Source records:
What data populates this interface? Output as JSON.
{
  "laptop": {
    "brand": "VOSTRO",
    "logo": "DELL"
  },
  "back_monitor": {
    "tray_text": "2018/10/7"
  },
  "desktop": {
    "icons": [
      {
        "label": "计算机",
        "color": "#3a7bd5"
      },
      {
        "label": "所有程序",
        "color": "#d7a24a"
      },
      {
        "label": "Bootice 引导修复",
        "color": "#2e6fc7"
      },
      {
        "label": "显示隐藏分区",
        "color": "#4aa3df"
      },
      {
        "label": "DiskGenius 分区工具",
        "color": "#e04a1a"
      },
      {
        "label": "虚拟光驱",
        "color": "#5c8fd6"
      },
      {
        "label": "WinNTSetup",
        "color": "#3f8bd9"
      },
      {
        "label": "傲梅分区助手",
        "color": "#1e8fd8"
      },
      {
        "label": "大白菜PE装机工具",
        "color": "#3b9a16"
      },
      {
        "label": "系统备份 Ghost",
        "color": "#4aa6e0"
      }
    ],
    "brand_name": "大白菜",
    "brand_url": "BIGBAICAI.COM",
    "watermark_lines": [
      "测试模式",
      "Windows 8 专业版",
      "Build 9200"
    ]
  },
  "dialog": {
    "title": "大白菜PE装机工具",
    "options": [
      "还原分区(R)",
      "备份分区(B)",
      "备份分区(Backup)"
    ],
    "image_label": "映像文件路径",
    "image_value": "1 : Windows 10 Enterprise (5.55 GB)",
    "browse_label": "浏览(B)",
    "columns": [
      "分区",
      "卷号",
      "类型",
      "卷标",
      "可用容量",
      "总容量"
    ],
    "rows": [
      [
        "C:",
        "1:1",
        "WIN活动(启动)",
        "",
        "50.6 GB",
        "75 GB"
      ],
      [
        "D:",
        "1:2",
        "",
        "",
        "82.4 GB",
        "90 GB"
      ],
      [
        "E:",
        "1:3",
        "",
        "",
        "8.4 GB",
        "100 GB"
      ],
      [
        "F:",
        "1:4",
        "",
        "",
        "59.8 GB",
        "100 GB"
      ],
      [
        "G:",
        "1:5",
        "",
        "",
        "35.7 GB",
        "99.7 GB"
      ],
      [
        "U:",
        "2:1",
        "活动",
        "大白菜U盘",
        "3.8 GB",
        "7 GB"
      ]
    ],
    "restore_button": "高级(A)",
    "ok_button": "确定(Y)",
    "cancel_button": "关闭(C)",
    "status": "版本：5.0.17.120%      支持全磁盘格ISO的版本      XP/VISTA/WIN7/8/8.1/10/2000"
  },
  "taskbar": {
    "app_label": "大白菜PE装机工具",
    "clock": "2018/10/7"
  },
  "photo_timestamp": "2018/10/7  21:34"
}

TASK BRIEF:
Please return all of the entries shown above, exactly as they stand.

SOLUTION TO THIS TASK:
What data populates this interface? Output as JSON.
{
  "laptop": {
    "brand": "VOSTRO",
    "logo": "DELL"
  },
  "back_monitor": {
    "tray_text": "2018/10/7"
  },
  "desktop": {
    "icons": [
      {
        "label": "计算机",
        "color": "#3a7bd5"
      },
      {
        "label": "所有程序",
        "color": "#d7a24a"
      },
      {
        "label": "Bootice 引导修复",
        "color": "#2e6fc7"
      },
      {
        "label": "显示隐藏分区",
        "color": "#4aa3df"
      },
      {
        "label": "DiskGenius 分区工具",
        "color": "#e04a1a"
      },
      {
        "label": "虚拟光驱",
        "color": "#5c8fd6"
      },
      {
        "label": "WinNTSetup",
        "color": "#3f8bd9"
      },
      {
        "label": "傲梅分区助手",
        "color": "#1e8fd8"
      },
      {
        "label": "大白菜PE装机工具",
        "color": "#3b9a16"
      },
      {
        "label": "系统备份 Ghost",
        "color": "#4aa6e0"
      }
    ],
    "brand_name": "大白菜",
    "brand_url": "BIGBAICAI.COM",
    "watermark_lines": [
      "测试模式",
      "Windows 8 专业版",
      "Build 9200"
    ]
  },
  "dialog": {
    "title": "大白菜PE装机工具",
    "options": [
      "还原分区(R)",
      "备份分区(B)",
      "备份分区(Backup)"
    ],
    "image_label": "映像文件路径",
    "image_value": "1 : Windows 10 Enterprise (5.55 GB)",
    "browse_label": "浏览(B)",
    "columns": [
      "分区",
      "卷号",
      "类型",
      "卷标",
      "可用容量",
      "总容量"
    ],
    "rows": [
      [
        "C:",
        "1:1",
        "WIN活动(启动)",
        "",
        "50.6 GB",
        "75 GB"
      ],
      [
        "D:",
        "1:2",
        "",
        "",
        "82.4 GB",
        "90 GB"
      ],
      [
        "E:",
        "1:3",
        "",
        "",
        "8.4 GB",
        "100 GB"
      ],
      [
        "F:",
        "1:4",
        "",
        "",
        "59.8 GB",
        "100 GB"
      ],
      [
        "G:",
        "1:5",
        "",
        "",
        "35.7 GB",
        "99.7 GB"
      ],
      [
        "U:",
        "2:1",
        "活动",
        "大白菜U盘",
        "3.8 GB",
        "7 GB"
      ]
    ],
    "restore_button": "高级(A)",
    "ok_button": "确定(Y)",
    "cancel_button": "关闭(C)",
    "status": "版本：5.0.17.120%      支持全磁盘格ISO的版本      XP/VISTA/WIN7/8/8.1/10/2000"
  },
  "taskbar": {
    "app_label": "大白菜PE装机工具",
    "clock": "2018/10/7"
  },
  "photo_timestamp": "2018/10/7  21:34"
}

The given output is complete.